(3) Even religious people do not appeal to scripture to determine the difference between right and wrong. There are stacks of inconsistencies between what any particular theist says is right and wrong and the scripture that they appeal to. They pick and choose; accepting some claims and rejecting others. To do this picking and choosing they must be comparing scripture to an outside source. It seems absurd to argue that religion be named the master of morality and meaning if even theists are using some outside source to pick and choose among religious principles.
Adler describes Dawkins’ position on morality in terms of “instinctive acts of goodness”.
I have raised objections to evolutionary ethics in the past, such as the posting “Evolution and Moral Justification.”
We may well have an instinct to be kind and generous, but the question that evolutionary ethics fails to answer is: What makes this right? If we had evolved a disposition towards rape (because rapists were evolutionary successful) or racism (a disposition to kill of those who were not part a part of our tribe to leave more food and land for those who are a part of our tribe), would these then become “right?” If not, then why not?
The only thing we need to understand ethics is to recognize that desires, like beliefs, are learned. Each of us has reason to encourage others to adopt desires that tend to fulfill other desires – because the “other desires” they would tend to fulfill would include our own. Each of us has reason to discourage others from adopting desires that tend to thwart other desires, because the desires they would tend to thwart would include our own. The tools that we have to teach these lessons are praise, condemnation, reward, and punishment.

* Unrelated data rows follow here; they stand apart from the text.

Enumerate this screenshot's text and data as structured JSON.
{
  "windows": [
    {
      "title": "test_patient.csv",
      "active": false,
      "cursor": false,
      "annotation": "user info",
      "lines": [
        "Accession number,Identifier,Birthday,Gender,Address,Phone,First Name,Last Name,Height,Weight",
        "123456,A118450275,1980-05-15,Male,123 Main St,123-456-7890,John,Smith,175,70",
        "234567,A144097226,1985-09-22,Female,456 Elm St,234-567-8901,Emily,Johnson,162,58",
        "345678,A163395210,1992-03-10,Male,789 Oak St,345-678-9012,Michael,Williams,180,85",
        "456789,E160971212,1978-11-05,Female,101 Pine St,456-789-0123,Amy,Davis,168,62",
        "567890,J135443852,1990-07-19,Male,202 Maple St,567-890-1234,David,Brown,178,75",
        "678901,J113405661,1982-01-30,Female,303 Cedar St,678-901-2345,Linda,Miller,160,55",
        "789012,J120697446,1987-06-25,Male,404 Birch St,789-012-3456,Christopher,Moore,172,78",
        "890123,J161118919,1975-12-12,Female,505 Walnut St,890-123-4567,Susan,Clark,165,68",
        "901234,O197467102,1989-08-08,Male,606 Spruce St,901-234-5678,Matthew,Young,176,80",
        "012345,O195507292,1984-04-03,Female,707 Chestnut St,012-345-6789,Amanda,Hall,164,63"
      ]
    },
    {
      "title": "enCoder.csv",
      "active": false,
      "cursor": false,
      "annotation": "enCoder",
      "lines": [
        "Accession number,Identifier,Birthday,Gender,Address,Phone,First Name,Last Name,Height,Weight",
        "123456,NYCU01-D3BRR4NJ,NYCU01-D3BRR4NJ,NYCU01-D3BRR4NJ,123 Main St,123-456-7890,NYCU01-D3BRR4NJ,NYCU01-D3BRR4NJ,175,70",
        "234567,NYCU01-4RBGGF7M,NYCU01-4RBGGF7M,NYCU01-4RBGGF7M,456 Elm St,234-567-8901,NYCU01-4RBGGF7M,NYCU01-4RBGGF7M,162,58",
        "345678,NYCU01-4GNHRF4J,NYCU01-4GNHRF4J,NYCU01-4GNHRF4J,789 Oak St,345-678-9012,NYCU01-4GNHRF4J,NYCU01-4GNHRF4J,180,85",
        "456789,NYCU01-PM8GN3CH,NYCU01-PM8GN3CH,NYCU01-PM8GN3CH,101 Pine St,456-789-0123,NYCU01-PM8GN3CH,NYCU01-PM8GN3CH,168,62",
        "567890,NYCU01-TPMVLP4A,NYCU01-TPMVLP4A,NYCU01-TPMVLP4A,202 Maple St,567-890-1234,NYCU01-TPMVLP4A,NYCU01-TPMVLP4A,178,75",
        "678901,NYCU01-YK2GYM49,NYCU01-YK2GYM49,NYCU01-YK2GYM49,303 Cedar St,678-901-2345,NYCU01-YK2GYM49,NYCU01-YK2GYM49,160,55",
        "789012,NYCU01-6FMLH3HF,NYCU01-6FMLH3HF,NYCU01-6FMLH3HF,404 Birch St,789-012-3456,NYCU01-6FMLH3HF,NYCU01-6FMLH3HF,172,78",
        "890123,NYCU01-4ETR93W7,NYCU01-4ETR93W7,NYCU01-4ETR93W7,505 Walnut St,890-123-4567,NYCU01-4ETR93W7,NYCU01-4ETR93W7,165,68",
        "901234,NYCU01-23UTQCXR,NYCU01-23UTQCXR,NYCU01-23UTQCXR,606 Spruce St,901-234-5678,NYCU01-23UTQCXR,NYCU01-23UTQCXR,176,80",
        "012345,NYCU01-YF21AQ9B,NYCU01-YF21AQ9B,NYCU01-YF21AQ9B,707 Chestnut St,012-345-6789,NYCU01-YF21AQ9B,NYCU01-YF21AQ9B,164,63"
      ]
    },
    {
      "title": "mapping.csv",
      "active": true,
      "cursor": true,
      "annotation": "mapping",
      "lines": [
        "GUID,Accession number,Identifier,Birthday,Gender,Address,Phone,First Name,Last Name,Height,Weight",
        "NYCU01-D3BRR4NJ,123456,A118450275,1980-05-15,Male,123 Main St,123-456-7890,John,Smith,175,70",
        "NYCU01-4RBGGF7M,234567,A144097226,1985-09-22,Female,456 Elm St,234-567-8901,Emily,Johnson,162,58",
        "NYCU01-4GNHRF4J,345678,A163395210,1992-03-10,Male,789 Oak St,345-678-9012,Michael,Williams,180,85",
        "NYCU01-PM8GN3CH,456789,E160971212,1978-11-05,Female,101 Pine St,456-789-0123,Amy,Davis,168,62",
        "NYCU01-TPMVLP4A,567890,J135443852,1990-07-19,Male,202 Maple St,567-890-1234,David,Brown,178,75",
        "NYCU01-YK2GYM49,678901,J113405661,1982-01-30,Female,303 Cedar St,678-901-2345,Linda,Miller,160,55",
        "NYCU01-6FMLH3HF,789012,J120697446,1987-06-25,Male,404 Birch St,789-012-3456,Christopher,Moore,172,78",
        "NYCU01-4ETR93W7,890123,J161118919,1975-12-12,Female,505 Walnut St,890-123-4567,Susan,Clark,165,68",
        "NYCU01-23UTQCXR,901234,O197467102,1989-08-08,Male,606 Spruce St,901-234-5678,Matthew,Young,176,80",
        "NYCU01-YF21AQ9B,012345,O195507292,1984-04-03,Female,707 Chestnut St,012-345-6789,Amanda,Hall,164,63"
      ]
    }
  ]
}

The terms consistent with this view are already a part of our moral language. When we punish somebody we seek to “teach him a lesson” and to “make an example out of him.” It is bizarre, at best, to hold that through punishment we week to teach people to commit “instinctive acts of goodness.” These must be learned dispositions to do good for our moral institutions to make any sense at all.
We do not need God to have a morality – we only need to have a reason to promote desire-fulfilling desires and to inhibit desire-thwarting desires, and we have that without God.
Jerry Adler’s article had a lot of shortcomings. I have no objections to what was posted in Pharyngula or Daylight Atheism criticizing Adler’s understanding of atheism. Adler approached his article with a clear intent – to warn the public about atheists while, at the same time, soothing their fears by explaining that atheists are (and properly should be) marginalized outcasts who lack real power.
However, Adler’s understanding of morality is even worse than his understanding of atheism. He never really addresses the central concern of those he wrote about – the use of religious principles to justify harm to others.
Adler wrote of Dawkins, But for all his erudition, he seems not to have spent much time among ordinary Christians, who could have told him what God has meant to them.
God almost certainly meant a lot to the 9/11 hijackers as well. One thing we can trust is true of a vast majority of the suicide bombers killing people from London to Madrid to Cairo to Jerusalem to Baghdad to Bombay, that they were telling us what God means to them.
But the real issue is not what God means to them. The real issue is the implication of attaching so much meaning to God (and a particular view of what God demands, adopted in faith, and beyond reason or questioning) for their victims.
What should we do about the fact that so many people attach so much meaning to a God that they think is telling them to take actions – either with bombs or with laws – that adversely affect the lives of so many people?